Records provided START

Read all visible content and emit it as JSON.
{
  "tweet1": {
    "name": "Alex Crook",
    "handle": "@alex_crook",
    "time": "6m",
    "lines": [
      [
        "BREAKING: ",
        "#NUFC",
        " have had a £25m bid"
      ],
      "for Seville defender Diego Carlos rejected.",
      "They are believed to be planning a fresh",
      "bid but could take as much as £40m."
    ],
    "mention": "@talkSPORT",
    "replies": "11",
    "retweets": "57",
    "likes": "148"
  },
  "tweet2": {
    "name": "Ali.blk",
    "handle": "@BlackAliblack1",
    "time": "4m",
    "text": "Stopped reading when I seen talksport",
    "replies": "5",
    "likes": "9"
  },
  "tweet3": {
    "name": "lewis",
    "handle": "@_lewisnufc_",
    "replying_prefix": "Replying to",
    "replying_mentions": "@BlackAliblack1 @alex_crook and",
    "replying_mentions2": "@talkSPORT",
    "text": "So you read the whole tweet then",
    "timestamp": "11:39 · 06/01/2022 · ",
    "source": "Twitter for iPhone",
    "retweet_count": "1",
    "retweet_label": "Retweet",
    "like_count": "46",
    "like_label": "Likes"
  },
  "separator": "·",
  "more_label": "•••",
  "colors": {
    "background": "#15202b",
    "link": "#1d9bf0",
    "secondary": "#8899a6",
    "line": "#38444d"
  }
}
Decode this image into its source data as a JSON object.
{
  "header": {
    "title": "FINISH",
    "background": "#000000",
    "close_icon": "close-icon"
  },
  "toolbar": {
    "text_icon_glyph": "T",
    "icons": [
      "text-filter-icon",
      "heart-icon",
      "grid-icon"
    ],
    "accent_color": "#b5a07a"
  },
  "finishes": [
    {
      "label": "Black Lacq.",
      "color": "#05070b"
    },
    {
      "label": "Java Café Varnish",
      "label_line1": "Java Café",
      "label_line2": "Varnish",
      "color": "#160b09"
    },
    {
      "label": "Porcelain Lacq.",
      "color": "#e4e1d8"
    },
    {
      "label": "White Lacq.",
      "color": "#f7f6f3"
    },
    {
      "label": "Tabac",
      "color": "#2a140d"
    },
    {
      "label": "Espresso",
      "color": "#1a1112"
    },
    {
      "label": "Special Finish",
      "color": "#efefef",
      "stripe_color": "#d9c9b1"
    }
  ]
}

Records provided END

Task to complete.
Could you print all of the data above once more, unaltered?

Answer to the exercise.
Read all visible content and emit it as JSON.
{
  "tweet1": {
    "name": "Alex Crook",
    "handle": "@alex_crook",
    "time": "6m",
    "lines": [
      [
        "BREAKING: ",
        "#NUFC",
        " have had a £25m bid"
      ],
      "for Seville defender Diego Carlos rejected.",
      "They are believed to be planning a fresh",
      "bid but could take as much as £40m."
    ],
    "mention": "@talkSPORT",
    "replies": "11",
    "retweets": "57",
    "likes": "148"
  },
  "tweet2": {
    "name": "Ali.blk",
    "handle": "@BlackAliblack1",
    "time": "4m",
    "text": "Stopped reading when I seen talksport",
    "replies": "5",
    "likes": "9"
  },
  "tweet3": {
    "name": "lewis",
    "handle": "@_lewisnufc_",
    "replying_prefix": "Replying to",
    "replying_mentions": "@BlackAliblack1 @alex_crook and",
    "replying_mentions2": "@talkSPORT",
    "text": "So you read the whole tweet then",
    "timestamp": "11:39 · 06/01/2022 · ",
    "source": "Twitter for iPhone",
    "retweet_count": "1",
    "retweet_label": "Retweet",
    "like_count": "46",
    "like_label": "Likes"
  },
  "separator": "·",
  "more_label": "•••",
  "colors": {
    "background": "#15202b",
    "link": "#1d9bf0",
    "secondary": "#8899a6",
    "line": "#38444d"
  }
}
Decode this image into its source data as a JSON object.
{
  "header": {
    "title": "FINISH",
    "background": "#000000",
    "close_icon": "close-icon"
  },
  "toolbar": {
    "text_icon_glyph": "T",
    "icons": [
      "text-filter-icon",
      "heart-icon",
      "grid-icon"
    ],
    "accent_color": "#b5a07a"
  },
  "finishes": [
    {
      "label": "Black Lacq.",
      "color": "#05070b"
    },
    {
      "label": "Java Café Varnish",
      "label_line1": "Java Café",
      "label_line2": "Varnish",
      "color": "#160b09"
    },
    {
      "label": "Porcelain Lacq.",
      "color": "#e4e1d8"
    },
    {
      "label": "White Lacq.",
      "color": "#f7f6f3"
    },
    {
      "label": "Tabac",
      "color": "#2a140d"
    },
    {
      "label": "Espresso",
      "color": "#1a1112"
    },
    {
      "label": "Special Finish",
      "color": "#efefef",
      "stripe_color": "#d9c9b1"
    }
  ]
}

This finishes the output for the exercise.